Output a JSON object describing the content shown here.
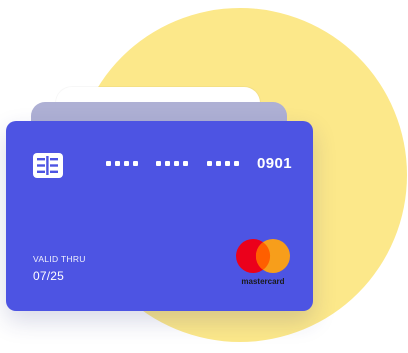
{
  "card": {
    "number_last4": "0901",
    "valid_label": "VALID THRU",
    "valid_date": "07/25",
    "brand": "mastercard"
  },
  "colors": {
    "background": "#ffffff",
    "blob": "#fce88a",
    "card_back_gray": "#aeb0d4",
    "card": "#4d54e3",
    "mastercard_red": "#eb001b",
    "mastercard_yellow": "#f79e1b",
    "mastercard_overlap": "#ff5f00"
  },
  "icons": {
    "chip": "card-chip-icon",
    "logo": "mastercard-logo"
  }
}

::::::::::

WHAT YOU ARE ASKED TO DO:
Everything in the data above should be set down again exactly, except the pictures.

TASK ANSWER:
Output a JSON object describing the content shown here.
{
  "card": {
    "number_last4": "0901",
    "valid_label": "VALID THRU",
    "valid_date": "07/25",
    "brand": "mastercard"
  },
  "colors": {
    "background": "#ffffff",
    "blob": "#fce88a",
    "card_back_gray": "#aeb0d4",
    "card": "#4d54e3",
    "mastercard_red": "#eb001b",
    "mastercard_yellow": "#f79e1b",
    "mastercard_overlap": "#ff5f00"
  },
  "icons": {
    "chip": "card-chip-icon",
    "logo": "mastercard-logo"
  }
}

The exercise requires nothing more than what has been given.